The recent announcement that Uzbekistan could be joining the Russia-led Eurasian Economic Union (EAEU) is the latest moves that show Moscow is on the economic offensive throughout the former Soviet space, Modern Diplomacy writes.

“Uzbekistan is arguably the most important country in Central Asia as it is the only state bordering all four “stans” (Kazakhstan, Tajikistan, Kyrgyzstan, and Turkmenistan) of the region. From a purely geographic perspective, influence over Uzbekistan would increase Russian clout throughout entire Central Asia,” the publication’s analysis says. “Uzbekistan’s importance is also maximized by the fact that it possesses a pretty competitive industrial sector capable of producing various machinery and other vital products.”

The Chairman of Russia’s Federation Council (upper house of parliament), Valentina Matviyenko, said last week that Uzbekistan had already decided to join the Russia-led Eurasian Economic Union (EEU) and that final preparations are taking place in that regard.

But Tashkent was more cautious in its reaction to the statements from Moscow.
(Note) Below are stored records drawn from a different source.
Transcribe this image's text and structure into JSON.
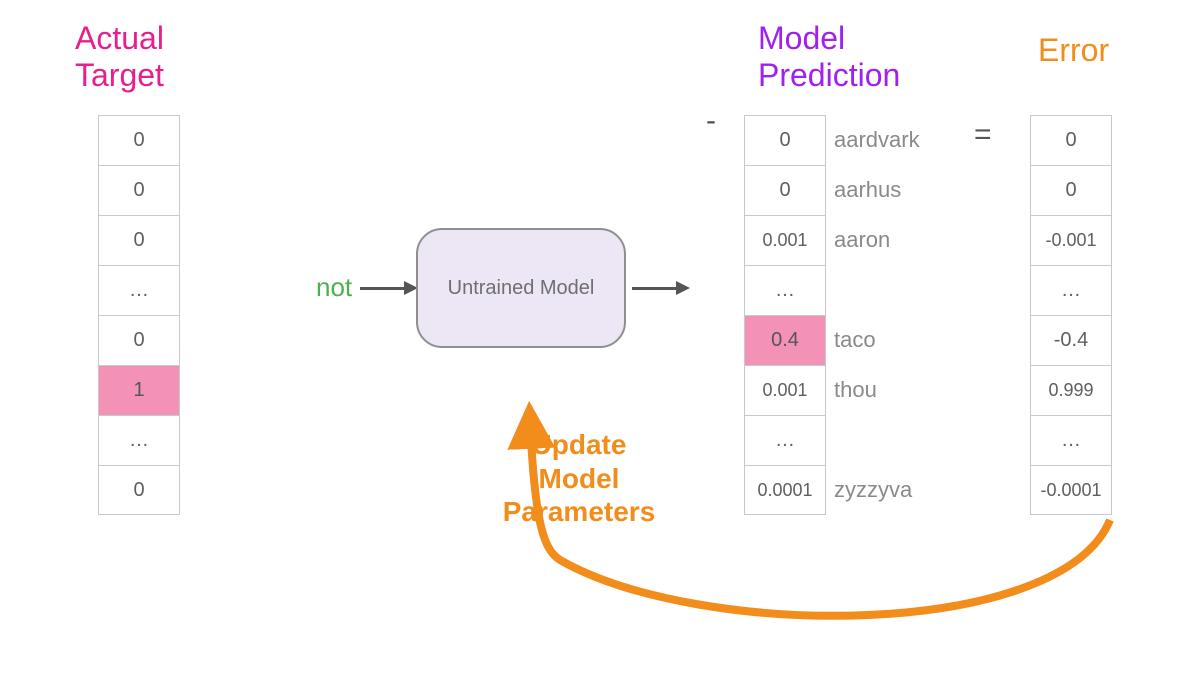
{
  "headings": {
    "target": "Actual\nTarget",
    "prediction": "Model\nPrediction",
    "error": "Error"
  },
  "input_word": "not",
  "model_label": "Untrained Model",
  "operators": {
    "minus": "-",
    "equals": "="
  },
  "update_text": "Update\nModel\nParameters",
  "target_vector": [
    {
      "value": "0",
      "highlight": false
    },
    {
      "value": "0",
      "highlight": false
    },
    {
      "value": "0",
      "highlight": false
    },
    {
      "value": "…",
      "highlight": false
    },
    {
      "value": "0",
      "highlight": false
    },
    {
      "value": "1",
      "highlight": true
    },
    {
      "value": "…",
      "highlight": false
    },
    {
      "value": "0",
      "highlight": false
    }
  ],
  "prediction_vector": [
    {
      "value": "0",
      "word": "aardvark",
      "highlight": false
    },
    {
      "value": "0",
      "word": "aarhus",
      "highlight": false
    },
    {
      "value": "0.001",
      "word": "aaron",
      "highlight": false
    },
    {
      "value": "…",
      "word": "",
      "highlight": false
    },
    {
      "value": "0.4",
      "word": "taco",
      "highlight": true
    },
    {
      "value": "0.001",
      "word": "thou",
      "highlight": false
    },
    {
      "value": "…",
      "word": "",
      "highlight": false
    },
    {
      "value": "0.0001",
      "word": "zyzzyva",
      "highlight": false
    }
  ],
  "error_vector": [
    {
      "value": "0"
    },
    {
      "value": "0"
    },
    {
      "value": "-0.001"
    },
    {
      "value": "…"
    },
    {
      "value": "-0.4"
    },
    {
      "value": "0.999"
    },
    {
      "value": "…"
    },
    {
      "value": "-0.0001"
    }
  ],
  "colors": {
    "pink_heading": "#e91e8c",
    "purple_heading": "#a020f0",
    "orange": "#f28c1a",
    "green_input": "#4caf50",
    "highlight_bg": "#f391b7",
    "model_bg": "#ece6f5"
  }
}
The first Deputy Chairman of the country’s Senate Sodiq Safoev said on Friday that when deciding whether to join the Eurasian Economic Union (EAEU) or not, Uzbekistan will have its national interests at heart.

“The main leitmotif of studying the issue of joining any organization, including the EAEU, is Uzbekistan’s national interests. For us, the priority of national interests is an inviolable right,” Safayev said.

Uzbekistan’s membership of the EEU will also be a win for Moscow because of the latter’s quiet competition with the Chinese over the region, specifically in the economic and slightly military realms. As China rolls out its flagship Belt and Road Initiative, Uzbekistan is of primary importance to Beijing, Modern Diplomacy writes.

On the other crucial front of Russia’s borderlands, Moscow is seemingly close to reaching a higher level of integration with Belarus (a country already an EEU member) by 2022. Though Minsk has officially refuted Russian plans on economic integration, it is clear that pressure from Moscow is indeed mounting and it is becoming increasingly difficult for Belarus to withstand various Russian moves.

“Both events, which, at least according to the open-source material, are likely to take place in the near future, will strengthen Russia’s position in Eurasia. It will also increase the EEU’s position and make the bloc economically more attractive for non-member former Soviet states such as Azerbaijan and potentially for Middle East powers (Iran and Turkey),” the analysis says.